All of the data is to be repeated verbatim.

..........

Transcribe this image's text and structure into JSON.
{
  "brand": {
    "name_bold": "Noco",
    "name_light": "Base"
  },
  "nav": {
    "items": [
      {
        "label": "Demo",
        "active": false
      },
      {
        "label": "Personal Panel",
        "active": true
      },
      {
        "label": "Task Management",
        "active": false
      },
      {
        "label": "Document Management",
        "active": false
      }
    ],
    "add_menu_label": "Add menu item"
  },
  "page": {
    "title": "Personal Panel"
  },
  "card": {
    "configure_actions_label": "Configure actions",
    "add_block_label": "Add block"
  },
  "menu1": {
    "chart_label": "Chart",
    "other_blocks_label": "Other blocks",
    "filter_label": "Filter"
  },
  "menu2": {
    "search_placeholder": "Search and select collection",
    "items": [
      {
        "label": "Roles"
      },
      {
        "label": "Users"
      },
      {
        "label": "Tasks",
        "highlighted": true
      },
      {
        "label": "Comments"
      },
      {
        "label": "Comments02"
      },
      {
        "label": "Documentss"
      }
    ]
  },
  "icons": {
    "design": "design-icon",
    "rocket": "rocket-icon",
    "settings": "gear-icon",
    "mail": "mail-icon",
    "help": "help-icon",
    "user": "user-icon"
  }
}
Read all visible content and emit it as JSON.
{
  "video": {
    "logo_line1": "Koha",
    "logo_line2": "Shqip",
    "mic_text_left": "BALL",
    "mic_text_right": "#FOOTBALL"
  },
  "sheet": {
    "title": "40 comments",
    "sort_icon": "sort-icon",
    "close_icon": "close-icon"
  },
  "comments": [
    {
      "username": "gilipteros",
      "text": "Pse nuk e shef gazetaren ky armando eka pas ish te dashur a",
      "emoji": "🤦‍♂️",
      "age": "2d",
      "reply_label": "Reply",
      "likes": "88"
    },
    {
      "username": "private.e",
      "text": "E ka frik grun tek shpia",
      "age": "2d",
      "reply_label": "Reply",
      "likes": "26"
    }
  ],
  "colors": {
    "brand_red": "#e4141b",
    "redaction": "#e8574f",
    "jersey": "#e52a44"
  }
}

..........

COMPLETED TASK »
Transcribe this image's text and structure into JSON.
{
  "brand": {
    "name_bold": "Noco",
    "name_light": "Base"
  },
  "nav": {
    "items": [
      {
        "label": "Demo",
        "active": false
      },
      {
        "label": "Personal Panel",
        "active": true
      },
      {
        "label": "Task Management",
        "active": false
      },
      {
        "label": "Document Management",
        "active": false
      }
    ],
    "add_menu_label": "Add menu item"
  },
  "page": {
    "title": "Personal Panel"
  },
  "card": {
    "configure_actions_label": "Configure actions",
    "add_block_label": "Add block"
  },
  "menu1": {
    "chart_label": "Chart",
    "other_blocks_label": "Other blocks",
    "filter_label": "Filter"
  },
  "menu2": {
    "search_placeholder": "Search and select collection",
    "items": [
      {
        "label": "Roles"
      },
      {
        "label": "Users"
      },
      {
        "label": "Tasks",
        "highlighted": true
      },
      {
        "label": "Comments"
      },
      {
        "label": "Comments02"
      },
      {
        "label": "Documentss"
      }
    ]
  },
  "icons": {
    "design": "design-icon",
    "rocket": "rocket-icon",
    "settings": "gear-icon",
    "mail": "mail-icon",
    "help": "help-icon",
    "user": "user-icon"
  }
}
Read all visible content and emit it as JSON.
{
  "video": {
    "logo_line1": "Koha",
    "logo_line2": "Shqip",
    "mic_text_left": "BALL",
    "mic_text_right": "#FOOTBALL"
  },
  "sheet": {
    "title": "40 comments",
    "sort_icon": "sort-icon",
    "close_icon": "close-icon"
  },
  "comments": [
    {
      "username": "gilipteros",
      "text": "Pse nuk e shef gazetaren ky armando eka pas ish te dashur a",
      "emoji": "🤦‍♂️",
      "age": "2d",
      "reply_label": "Reply",
      "likes": "88"
    },
    {
      "username": "private.e",
      "text": "E ka frik grun tek shpia",
      "age": "2d",
      "reply_label": "Reply",
      "likes": "26"
    }
  ],
  "colors": {
    "brand_red": "#e4141b",
    "redaction": "#e8574f",
    "jersey": "#e52a44"
  }
}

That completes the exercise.